(Stored records)
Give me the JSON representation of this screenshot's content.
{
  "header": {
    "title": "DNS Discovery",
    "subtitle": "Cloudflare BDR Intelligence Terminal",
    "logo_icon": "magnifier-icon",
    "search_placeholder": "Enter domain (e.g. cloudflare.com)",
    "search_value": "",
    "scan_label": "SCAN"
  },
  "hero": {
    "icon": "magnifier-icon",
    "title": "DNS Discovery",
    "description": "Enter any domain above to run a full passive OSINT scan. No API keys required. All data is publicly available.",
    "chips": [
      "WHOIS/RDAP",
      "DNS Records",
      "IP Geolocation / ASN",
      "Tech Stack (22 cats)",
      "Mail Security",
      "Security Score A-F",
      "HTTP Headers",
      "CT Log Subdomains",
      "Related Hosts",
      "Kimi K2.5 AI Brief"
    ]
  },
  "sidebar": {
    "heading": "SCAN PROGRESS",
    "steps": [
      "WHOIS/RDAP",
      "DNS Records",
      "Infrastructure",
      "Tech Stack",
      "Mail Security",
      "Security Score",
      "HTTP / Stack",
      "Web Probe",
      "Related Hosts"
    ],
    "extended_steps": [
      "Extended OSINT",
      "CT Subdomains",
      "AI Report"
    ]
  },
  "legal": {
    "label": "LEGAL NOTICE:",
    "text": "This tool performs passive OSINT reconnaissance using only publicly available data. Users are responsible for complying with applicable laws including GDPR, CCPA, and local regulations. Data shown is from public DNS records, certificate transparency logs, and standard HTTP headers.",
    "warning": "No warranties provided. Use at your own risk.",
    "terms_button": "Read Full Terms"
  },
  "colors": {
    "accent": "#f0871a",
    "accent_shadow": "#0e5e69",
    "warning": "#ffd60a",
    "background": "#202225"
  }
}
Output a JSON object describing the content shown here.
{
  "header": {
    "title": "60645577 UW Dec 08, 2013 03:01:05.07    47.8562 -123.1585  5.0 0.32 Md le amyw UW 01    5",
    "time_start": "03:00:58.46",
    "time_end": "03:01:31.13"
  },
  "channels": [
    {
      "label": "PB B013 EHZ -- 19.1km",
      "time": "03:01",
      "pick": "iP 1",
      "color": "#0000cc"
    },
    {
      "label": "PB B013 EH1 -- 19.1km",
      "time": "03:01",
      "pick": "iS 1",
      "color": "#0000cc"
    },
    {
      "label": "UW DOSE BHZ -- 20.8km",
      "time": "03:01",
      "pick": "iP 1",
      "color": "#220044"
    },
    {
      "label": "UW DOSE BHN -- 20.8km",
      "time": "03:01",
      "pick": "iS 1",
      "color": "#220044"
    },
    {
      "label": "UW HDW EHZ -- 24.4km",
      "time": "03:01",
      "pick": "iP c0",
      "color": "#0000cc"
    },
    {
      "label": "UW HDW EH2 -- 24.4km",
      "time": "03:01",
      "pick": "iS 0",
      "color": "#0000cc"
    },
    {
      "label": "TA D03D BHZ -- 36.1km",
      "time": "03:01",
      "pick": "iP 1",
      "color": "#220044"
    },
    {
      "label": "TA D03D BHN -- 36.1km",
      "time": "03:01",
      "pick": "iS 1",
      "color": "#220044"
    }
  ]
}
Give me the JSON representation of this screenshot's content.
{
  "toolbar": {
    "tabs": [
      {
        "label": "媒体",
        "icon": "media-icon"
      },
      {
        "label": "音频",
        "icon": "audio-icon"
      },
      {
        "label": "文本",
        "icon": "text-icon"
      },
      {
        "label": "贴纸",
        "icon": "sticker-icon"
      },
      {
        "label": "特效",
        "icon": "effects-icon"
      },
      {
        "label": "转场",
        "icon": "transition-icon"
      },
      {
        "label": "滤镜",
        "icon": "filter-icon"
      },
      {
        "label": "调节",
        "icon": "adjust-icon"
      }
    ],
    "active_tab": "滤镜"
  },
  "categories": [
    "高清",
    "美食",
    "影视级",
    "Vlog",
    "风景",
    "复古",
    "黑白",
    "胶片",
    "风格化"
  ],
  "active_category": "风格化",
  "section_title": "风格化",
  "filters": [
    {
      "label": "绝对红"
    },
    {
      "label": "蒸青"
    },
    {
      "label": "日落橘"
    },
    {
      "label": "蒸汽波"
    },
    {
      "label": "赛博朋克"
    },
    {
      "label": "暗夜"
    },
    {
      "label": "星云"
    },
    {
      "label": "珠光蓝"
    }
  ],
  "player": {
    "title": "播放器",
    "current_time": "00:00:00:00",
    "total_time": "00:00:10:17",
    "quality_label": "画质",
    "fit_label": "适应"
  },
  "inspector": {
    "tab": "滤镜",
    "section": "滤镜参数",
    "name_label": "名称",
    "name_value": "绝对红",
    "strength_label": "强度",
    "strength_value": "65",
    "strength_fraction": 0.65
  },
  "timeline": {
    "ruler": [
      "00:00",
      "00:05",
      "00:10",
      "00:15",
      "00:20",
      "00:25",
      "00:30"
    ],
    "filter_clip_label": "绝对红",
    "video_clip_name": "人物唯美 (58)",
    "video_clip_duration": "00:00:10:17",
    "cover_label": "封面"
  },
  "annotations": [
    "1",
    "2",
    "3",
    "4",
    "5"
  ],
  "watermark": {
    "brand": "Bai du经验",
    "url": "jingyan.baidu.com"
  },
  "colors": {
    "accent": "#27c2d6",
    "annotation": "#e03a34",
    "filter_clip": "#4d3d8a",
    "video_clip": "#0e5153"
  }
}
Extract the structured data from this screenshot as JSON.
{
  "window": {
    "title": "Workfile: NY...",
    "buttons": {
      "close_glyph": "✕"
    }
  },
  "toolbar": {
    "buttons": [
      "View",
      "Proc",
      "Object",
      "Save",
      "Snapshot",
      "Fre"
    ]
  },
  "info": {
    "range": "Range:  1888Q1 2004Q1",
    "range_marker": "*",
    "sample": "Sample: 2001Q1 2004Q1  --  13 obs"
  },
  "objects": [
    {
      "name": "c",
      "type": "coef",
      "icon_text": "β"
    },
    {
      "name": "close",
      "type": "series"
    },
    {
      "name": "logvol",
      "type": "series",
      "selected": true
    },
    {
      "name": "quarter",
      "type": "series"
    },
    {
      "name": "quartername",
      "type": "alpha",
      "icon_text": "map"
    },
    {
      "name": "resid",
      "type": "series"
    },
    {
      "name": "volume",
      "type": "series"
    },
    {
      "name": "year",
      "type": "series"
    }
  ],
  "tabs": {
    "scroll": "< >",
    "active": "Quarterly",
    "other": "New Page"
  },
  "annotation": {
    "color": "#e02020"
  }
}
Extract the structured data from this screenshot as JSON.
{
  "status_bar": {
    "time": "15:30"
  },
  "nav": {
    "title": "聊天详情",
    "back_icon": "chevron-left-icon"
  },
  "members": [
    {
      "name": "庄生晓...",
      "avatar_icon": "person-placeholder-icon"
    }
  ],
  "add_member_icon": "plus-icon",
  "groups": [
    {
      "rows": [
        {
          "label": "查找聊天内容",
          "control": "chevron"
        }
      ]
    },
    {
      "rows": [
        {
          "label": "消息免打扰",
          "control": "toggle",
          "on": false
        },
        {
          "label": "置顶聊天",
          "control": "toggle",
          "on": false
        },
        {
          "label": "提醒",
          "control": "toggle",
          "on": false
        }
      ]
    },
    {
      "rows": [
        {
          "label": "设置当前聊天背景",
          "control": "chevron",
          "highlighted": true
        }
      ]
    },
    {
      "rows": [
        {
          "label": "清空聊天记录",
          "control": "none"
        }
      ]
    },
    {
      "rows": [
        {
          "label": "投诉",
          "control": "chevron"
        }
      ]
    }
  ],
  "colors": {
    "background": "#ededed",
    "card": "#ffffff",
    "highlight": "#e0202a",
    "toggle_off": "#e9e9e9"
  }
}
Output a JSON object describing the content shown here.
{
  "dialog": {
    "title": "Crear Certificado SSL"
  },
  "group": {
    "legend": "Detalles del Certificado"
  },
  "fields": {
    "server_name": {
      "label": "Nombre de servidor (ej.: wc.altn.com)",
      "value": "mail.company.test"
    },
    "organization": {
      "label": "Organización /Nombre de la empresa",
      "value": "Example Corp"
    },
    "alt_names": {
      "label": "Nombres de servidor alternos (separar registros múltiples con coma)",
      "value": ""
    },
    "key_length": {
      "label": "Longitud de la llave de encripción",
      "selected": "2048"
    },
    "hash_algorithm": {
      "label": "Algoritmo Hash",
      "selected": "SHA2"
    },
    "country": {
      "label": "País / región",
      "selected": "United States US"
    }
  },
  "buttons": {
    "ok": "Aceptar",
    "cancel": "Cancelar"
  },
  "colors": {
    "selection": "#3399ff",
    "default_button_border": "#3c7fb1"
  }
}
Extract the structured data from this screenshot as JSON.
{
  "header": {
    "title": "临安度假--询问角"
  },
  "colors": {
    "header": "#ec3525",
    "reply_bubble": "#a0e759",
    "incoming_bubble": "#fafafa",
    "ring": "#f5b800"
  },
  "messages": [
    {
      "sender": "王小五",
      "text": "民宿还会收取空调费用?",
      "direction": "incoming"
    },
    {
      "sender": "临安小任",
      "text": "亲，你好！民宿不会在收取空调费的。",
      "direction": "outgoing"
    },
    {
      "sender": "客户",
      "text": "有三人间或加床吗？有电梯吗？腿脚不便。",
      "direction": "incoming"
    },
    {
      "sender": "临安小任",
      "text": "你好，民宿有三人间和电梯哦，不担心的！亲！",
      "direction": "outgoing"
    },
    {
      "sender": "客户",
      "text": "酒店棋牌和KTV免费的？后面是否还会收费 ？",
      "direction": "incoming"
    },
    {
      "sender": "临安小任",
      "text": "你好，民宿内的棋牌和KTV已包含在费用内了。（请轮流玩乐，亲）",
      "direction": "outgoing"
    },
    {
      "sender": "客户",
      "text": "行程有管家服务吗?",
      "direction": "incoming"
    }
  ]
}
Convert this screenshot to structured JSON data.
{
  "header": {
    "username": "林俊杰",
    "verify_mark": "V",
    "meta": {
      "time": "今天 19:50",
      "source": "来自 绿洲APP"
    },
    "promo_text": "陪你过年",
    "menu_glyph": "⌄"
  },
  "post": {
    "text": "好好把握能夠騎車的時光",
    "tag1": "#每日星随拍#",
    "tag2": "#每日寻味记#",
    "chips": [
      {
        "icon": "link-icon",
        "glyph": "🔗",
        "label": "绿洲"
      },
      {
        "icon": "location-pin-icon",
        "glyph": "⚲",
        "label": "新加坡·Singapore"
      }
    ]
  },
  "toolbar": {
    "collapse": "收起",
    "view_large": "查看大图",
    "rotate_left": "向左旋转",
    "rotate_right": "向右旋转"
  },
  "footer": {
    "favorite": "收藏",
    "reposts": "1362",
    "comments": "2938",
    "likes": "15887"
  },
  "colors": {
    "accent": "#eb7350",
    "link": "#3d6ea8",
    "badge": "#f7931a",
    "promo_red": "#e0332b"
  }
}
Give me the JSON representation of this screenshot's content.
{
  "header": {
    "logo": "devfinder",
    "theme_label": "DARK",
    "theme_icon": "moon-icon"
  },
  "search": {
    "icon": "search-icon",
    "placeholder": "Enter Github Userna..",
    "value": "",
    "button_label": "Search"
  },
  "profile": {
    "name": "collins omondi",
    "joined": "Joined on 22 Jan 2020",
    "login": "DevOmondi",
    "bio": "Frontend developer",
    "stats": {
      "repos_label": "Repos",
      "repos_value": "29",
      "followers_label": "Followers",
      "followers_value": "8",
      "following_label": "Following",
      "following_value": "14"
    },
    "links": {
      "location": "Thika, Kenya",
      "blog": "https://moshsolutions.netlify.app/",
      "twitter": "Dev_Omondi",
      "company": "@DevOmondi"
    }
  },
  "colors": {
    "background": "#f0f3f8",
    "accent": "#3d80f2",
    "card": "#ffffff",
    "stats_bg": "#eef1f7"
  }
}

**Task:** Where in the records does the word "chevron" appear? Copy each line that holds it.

**Result of this task:**
    "back_icon": "chevron-left-icon"
          "control": "chevron"
          "control": "chevron",
          "control": "chevron"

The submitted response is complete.